Poultry Market at Gisors
Tempera and pastel on paper mounted on wood | 1885
Two Pissarro works are on display at the MFA; one owned by the museum hangs in the Impressionist corridor, one on loan from local collector Scott Black is in the Impressionist gallery. But this third one, according to Beeny, is so delicate — an effect mimicked by the softly burnished colors — that it “can only be exhibited for limited periods of time.” Rarely does bustle look so stately, and note how good-natured the haggling is. This ain’t the cutthroat Saturday morning scene at Haymarket.
Vase of Flowers
Oil on canvas | 1924
Quite the visual rhythm in this work, with the eye bouncing between a vase, which looks like it’s been fused from sea water, and the sea itself in the distance (and check out that candy cane pattern, which presages Jasper Johns’s treatments of the flag). The MFA is now exhibiting two Matisse works — find them in the Sidney and Esther Rabb Gallery — and this piece is about to have new (temporary) digs for all to see. “It will soon be joining the traveling exhibition ‘Looking East: Western Art and the Allure of Japan,’ headed to the Frist Center for the Visual Arts in Nashville in January,” says Beeny.
Illuminated page of Dante Alighieri’s Divine Comedy
UNKNOWN FOLLOWER OF LORENZO MONACO
Ink, colors, and burnished gold on vellum | circa 1375-1425
They don’t make books like they used to, do they? The illuminated “P” for Purgatory is apt in the largely frozen-in-time Gardner Museum, where this early copy of the Divine Comedy sits closed in a locked glass case. Visitors who lift the protective curtains get only a glimpse of the books and memorabilia inside, which must be a little like Limbo if you’re a work of art. The colors pop from the page, much as Dante’s images often do. It’s as if verse and visual art have paired up in an attempt to make it to Paradise.
UNKNOWN ETHIOPIAN ARTIST
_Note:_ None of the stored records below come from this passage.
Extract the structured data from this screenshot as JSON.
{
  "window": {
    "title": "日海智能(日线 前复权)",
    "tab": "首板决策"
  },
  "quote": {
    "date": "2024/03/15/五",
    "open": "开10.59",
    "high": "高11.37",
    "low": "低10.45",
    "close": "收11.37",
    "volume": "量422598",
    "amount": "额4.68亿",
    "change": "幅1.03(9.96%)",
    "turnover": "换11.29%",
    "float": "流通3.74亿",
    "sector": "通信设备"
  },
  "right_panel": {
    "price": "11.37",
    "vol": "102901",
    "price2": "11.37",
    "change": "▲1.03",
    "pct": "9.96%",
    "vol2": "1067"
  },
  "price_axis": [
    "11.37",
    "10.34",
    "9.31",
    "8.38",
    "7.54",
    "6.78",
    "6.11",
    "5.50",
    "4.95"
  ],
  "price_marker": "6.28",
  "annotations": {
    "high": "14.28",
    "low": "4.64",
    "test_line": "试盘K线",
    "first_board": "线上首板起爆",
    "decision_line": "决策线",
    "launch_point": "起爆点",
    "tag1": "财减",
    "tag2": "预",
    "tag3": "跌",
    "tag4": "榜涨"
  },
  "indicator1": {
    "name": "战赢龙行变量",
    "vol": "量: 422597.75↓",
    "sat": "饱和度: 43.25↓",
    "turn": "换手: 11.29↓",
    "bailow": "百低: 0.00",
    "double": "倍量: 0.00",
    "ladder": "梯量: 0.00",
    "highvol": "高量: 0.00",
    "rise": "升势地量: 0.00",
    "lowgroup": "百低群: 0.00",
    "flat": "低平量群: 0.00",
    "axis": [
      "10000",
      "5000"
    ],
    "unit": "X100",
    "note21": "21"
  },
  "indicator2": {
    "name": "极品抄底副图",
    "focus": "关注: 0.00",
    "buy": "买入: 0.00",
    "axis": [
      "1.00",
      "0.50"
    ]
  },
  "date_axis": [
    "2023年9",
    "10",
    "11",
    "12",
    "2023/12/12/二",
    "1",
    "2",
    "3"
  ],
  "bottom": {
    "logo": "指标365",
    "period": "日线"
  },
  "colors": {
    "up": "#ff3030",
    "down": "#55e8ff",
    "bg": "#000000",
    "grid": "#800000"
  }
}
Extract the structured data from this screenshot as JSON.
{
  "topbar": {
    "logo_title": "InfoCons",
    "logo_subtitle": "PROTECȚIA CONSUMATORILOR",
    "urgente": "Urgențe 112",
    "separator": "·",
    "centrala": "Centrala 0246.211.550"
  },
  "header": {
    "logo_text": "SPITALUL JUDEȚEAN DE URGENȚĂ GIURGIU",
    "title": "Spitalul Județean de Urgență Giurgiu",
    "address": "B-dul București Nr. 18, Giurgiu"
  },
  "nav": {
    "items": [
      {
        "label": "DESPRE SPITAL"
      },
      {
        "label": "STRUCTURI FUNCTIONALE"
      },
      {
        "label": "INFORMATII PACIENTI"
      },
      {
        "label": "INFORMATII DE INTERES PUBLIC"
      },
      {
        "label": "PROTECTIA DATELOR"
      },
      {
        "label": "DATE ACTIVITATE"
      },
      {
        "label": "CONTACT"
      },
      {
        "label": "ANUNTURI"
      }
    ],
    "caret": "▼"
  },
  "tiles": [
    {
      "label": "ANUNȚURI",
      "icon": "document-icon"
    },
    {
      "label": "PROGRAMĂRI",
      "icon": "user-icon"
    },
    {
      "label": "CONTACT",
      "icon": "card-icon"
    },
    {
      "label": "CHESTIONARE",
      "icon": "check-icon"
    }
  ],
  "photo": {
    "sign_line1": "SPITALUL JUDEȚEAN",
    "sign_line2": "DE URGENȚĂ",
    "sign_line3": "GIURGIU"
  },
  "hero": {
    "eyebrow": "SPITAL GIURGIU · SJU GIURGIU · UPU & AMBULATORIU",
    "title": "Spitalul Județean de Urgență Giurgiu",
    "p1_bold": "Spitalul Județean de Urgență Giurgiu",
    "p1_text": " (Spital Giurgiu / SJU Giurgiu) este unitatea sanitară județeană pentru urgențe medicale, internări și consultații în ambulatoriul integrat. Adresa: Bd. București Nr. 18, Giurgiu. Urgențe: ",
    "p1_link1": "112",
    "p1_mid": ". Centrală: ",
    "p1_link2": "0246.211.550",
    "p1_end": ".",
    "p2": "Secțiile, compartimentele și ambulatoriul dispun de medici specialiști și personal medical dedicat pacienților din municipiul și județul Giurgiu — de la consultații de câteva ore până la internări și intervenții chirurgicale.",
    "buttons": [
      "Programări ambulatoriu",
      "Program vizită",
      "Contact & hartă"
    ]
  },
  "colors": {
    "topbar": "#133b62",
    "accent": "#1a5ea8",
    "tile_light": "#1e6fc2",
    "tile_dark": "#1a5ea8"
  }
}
Pigment on parchment and leather | circa 15th-16th century
Here we have a delicious irony. The public has not seen this parchment in its full glory since 2006. Yet, as Karen Kramer, PEM’s curator of Native American art and culture points out, one of the nine apostles is featured on the cover of Paul Simon’s 1986 album “Graceland” (turns out Simon knew the work’s previous owner). Neat, right? A long-out-of-view treasure that has been seen by at least 14 million music buyers. This piece will be on display again between January 24 and February 2, when it will be on loan to the Winter Antiques Show in New York City.
Brig “Antelope” in Boston Harbor
FITZ HENRY LANE
Oil on canvas | 1863
The MFA has eight of its 18 Fitz Lane works on view, many in the Dr. Lawrence H. and Roberta Cohn Gallery, but not this treat from the Gloucester luminist. “For the paintings on view in the ship-model gallery, we decided not to limit them to portraits of ships, but rather to include more complex harbor compositions as well,” says Elliot Bostwick Davis, John Moors Cabot Chair, Art of the Americas. This canvas suggests a bit of both: The sails seemingly drained the clouds of their whiter aspects, and there’s a dialogue of darkness between sky and sea. The painting, which was being conserved between 2008 and 2010, will soon go on display in the Art of Americas Wing.
Colin Fleming is a freelance writer, fiction author, and arts critic based in Boston. Send comments to email@example.com.
HERE’S YOUR CHANCE TO PLAY CURATOR
The MFA is letting the public help select works to display for an exhibition of Impressionist paintings slated to open February 14. Starting January 6, visit mfa.org or the museum’s Facebook page to vote for your favorites.